Before she knew it, she was on her back, the demon having taken advantage of that second’s distraction to kick out its very long free leg and sweep her feet from under her. She cursed and sprang back up, but the demon sprang too, toward the pen. She might have hacked off its extremities or plunged the sword into its back, but the thought that they might still save the old man’s life made her hesitate. Besides, where did it even think it was going?
With Naoko close behind, it scrabbled over the fence and lurched toward the milling sheep. They scattered, but there wasn’t room enough in the pen to avoid the possessed rancher, and its free hand caught the wool of a new victim and drew it close.
It pressed its head against the sheep’s. A red light seemed to flare between the two, and then it released its grip.
“Shit,” Naoko said, trying to grab the sheep, but it darted toward its brethren and pressed its way into the flock. In the dirt of the pen, Ed Bixbee’s body was writhing and spasming, shrinking like a falling soufflé. She knelt to retrieve the runechain and it helpfully wrapped itself again around her forearm. Bixbee was alive, at least. Who knew if he would ever regain consciousness, much less his sanity.
She looked up and the thunder cracked. In a searing blue flash she saw the sheep suddenly still, staring at her as one, their horizontal-pupil eyes shining like six hundred spotlights. Oh, shit. Could this thing possess more than one creature at a time?
Well, the solution was obvious, if distasteful. Same option ranchers usually took when a flock was infected. She hefted her katana, lip curling. She hated it, but it looked like it was time for another swim.
In that lull she heard the creak of a gate opening. Ten, retrieving a sheep like he’d been asked. “Ten! Close it!”
Too late. Three hundred animals stampeded toward the gate, chased by a chagrined and cursing supernatural investigator. She just hoped Ten had gotten out of the way.
He was fine, of course. As much weasel as fox, he’d jumped over the open gate as the flock dispersed into the night. “What happened?”
She set her hands on her knees, panting a little. “It’s in the sheep.”
“Shit. Should we try to round them up?”
“Fuck it. We got the old man. Let ’em run.”
They each took an arm and started carrying Bixbee’s limp form to the Jeep. “I was thinking of doing one of those coding boot camps,” she confided.

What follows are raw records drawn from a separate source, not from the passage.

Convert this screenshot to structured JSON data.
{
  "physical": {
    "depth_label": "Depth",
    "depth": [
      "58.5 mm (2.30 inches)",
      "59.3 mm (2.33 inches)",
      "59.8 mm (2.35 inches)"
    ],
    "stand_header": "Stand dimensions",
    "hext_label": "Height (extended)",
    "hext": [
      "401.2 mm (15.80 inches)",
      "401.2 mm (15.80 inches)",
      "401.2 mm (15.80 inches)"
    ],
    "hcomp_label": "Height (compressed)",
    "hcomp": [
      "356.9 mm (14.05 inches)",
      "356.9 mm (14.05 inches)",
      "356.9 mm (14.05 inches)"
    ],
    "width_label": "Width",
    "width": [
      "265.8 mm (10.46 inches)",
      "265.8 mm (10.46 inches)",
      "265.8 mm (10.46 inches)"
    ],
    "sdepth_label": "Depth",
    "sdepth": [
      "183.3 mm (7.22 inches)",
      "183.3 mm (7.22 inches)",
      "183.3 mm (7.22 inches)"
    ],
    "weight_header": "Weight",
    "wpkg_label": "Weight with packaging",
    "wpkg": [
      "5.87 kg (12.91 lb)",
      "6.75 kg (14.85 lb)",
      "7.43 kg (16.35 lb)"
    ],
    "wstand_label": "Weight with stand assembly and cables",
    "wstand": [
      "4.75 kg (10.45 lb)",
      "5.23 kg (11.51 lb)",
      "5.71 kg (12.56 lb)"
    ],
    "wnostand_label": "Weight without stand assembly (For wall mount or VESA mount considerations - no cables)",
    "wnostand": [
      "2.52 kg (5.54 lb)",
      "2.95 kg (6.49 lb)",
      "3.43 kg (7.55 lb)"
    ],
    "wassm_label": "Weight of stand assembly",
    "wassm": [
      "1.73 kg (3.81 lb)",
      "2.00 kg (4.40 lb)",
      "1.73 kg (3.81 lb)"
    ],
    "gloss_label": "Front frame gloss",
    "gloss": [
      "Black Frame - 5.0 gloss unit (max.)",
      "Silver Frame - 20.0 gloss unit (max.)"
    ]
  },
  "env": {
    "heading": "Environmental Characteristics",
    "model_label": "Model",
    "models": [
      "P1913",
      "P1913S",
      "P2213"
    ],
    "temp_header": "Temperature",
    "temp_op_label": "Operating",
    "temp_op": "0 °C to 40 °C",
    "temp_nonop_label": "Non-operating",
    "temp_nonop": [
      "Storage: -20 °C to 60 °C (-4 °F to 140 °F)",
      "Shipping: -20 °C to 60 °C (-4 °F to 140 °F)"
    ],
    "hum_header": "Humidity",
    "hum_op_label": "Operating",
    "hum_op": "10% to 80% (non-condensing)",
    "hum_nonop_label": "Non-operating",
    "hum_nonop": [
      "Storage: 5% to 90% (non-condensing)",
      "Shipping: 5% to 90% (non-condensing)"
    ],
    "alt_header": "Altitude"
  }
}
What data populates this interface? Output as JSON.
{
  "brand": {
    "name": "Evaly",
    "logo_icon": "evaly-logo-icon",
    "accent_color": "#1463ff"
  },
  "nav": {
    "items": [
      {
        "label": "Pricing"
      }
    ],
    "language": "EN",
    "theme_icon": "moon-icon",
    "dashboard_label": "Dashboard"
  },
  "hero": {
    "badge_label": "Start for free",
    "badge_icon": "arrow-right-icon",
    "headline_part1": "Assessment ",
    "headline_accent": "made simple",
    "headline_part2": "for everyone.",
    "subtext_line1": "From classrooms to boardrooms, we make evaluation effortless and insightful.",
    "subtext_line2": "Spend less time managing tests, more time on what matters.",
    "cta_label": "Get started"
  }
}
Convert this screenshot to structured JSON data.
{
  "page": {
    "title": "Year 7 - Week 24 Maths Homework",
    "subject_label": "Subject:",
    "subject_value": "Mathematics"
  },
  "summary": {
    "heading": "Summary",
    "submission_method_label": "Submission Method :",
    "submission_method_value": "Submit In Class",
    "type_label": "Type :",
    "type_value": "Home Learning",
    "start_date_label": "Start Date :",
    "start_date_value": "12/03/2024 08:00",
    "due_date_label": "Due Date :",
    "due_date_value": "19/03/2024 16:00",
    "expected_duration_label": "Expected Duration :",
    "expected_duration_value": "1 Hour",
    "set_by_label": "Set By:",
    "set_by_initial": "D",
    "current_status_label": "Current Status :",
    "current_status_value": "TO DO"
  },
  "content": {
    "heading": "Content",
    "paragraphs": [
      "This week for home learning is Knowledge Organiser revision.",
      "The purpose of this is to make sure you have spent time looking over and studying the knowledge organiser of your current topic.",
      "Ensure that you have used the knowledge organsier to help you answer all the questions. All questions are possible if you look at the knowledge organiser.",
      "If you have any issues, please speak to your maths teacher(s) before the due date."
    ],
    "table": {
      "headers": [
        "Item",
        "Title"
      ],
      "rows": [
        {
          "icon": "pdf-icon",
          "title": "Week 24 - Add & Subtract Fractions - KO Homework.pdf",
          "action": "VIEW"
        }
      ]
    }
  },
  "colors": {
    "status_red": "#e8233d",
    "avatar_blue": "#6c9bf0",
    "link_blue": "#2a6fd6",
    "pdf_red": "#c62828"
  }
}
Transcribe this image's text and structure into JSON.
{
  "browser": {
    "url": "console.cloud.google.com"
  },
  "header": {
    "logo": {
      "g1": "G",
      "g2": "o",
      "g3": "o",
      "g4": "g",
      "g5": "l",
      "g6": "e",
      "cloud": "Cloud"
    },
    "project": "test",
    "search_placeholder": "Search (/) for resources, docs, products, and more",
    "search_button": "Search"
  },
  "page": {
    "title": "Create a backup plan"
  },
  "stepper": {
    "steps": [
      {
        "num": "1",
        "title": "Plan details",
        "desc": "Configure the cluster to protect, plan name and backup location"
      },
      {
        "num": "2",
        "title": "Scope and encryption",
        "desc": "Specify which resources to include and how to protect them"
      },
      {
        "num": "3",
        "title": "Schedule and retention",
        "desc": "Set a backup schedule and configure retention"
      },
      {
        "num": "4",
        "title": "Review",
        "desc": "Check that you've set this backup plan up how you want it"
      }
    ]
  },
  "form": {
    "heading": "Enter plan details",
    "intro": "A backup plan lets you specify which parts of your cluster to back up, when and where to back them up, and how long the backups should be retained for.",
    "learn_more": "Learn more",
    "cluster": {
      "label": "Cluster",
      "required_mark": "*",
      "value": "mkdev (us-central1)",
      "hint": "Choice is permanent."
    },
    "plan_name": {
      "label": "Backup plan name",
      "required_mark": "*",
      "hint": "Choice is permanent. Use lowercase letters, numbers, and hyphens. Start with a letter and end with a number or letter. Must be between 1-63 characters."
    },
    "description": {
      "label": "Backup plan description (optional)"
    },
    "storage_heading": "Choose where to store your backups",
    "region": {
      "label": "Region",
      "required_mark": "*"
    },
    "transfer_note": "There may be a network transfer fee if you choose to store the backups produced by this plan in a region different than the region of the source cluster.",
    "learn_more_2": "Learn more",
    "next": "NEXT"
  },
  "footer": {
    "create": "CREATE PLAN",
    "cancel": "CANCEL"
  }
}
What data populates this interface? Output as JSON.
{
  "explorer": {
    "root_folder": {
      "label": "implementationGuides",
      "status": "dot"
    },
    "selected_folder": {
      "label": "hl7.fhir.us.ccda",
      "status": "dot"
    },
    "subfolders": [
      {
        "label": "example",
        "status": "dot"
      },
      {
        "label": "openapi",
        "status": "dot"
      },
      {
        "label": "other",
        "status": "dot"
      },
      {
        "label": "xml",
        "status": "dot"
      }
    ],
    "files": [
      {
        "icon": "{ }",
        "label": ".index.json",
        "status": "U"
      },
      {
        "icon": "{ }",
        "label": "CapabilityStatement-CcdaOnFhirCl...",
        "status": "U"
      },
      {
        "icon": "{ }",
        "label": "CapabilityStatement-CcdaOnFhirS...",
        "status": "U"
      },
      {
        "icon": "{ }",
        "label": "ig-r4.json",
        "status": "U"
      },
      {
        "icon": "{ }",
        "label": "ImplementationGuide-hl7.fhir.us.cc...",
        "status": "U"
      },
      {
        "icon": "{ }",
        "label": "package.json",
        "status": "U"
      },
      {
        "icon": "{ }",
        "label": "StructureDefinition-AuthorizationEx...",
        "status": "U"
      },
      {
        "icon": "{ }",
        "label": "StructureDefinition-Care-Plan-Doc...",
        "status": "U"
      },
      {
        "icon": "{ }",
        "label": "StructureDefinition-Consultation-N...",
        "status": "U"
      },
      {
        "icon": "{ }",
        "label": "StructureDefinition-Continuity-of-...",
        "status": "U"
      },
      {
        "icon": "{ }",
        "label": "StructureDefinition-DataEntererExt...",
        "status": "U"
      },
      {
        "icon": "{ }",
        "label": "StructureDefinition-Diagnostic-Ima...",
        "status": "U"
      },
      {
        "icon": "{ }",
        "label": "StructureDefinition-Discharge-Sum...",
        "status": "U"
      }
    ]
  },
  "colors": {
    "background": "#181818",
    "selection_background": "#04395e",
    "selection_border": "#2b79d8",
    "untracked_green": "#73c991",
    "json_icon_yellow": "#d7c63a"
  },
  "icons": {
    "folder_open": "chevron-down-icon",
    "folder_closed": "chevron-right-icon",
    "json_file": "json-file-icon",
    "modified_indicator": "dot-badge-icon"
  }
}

“You know. Job security. Old age.” But Ten just laughed at her.
Joel Tagert is a fiction writer, artist and longtime Zen practitioner living in Denver, Colorado. He is also currently the office manager for the Zen Center of Denver and the editorial proofreader for Westword. His debut novel, INFERENCE, was released July 2017.
Dave Danzara has spent most of his life creating art. Born and raised in California, Dave won a scholarship to Laguna Art Institute of Southern California in 1994. His influences can be found in pop culture, sci-fi, fantasy, film and music. Graphic design and digital collage art have become Dave’s passion and signature. Thanks to social media, Dave has attracted the attention of musicians worldwide and has created album artwork for several bands of various genres. From Rio de Janeiro, Brazil, to Los Angeles, California, Dave’s art has been featured in many art galleries. He has 10 years of experience as a freelance videographer and is the Director, writer and Producer of “The Video Craze” documentary film. He is the owner of Vector Invader Productions. He has been involved in numerous freelance projects and short films. Dave enjoys the challenge of creating art; for him, it is a lifestyle. Find Dave’s work on Instagram: @lostintimedesigns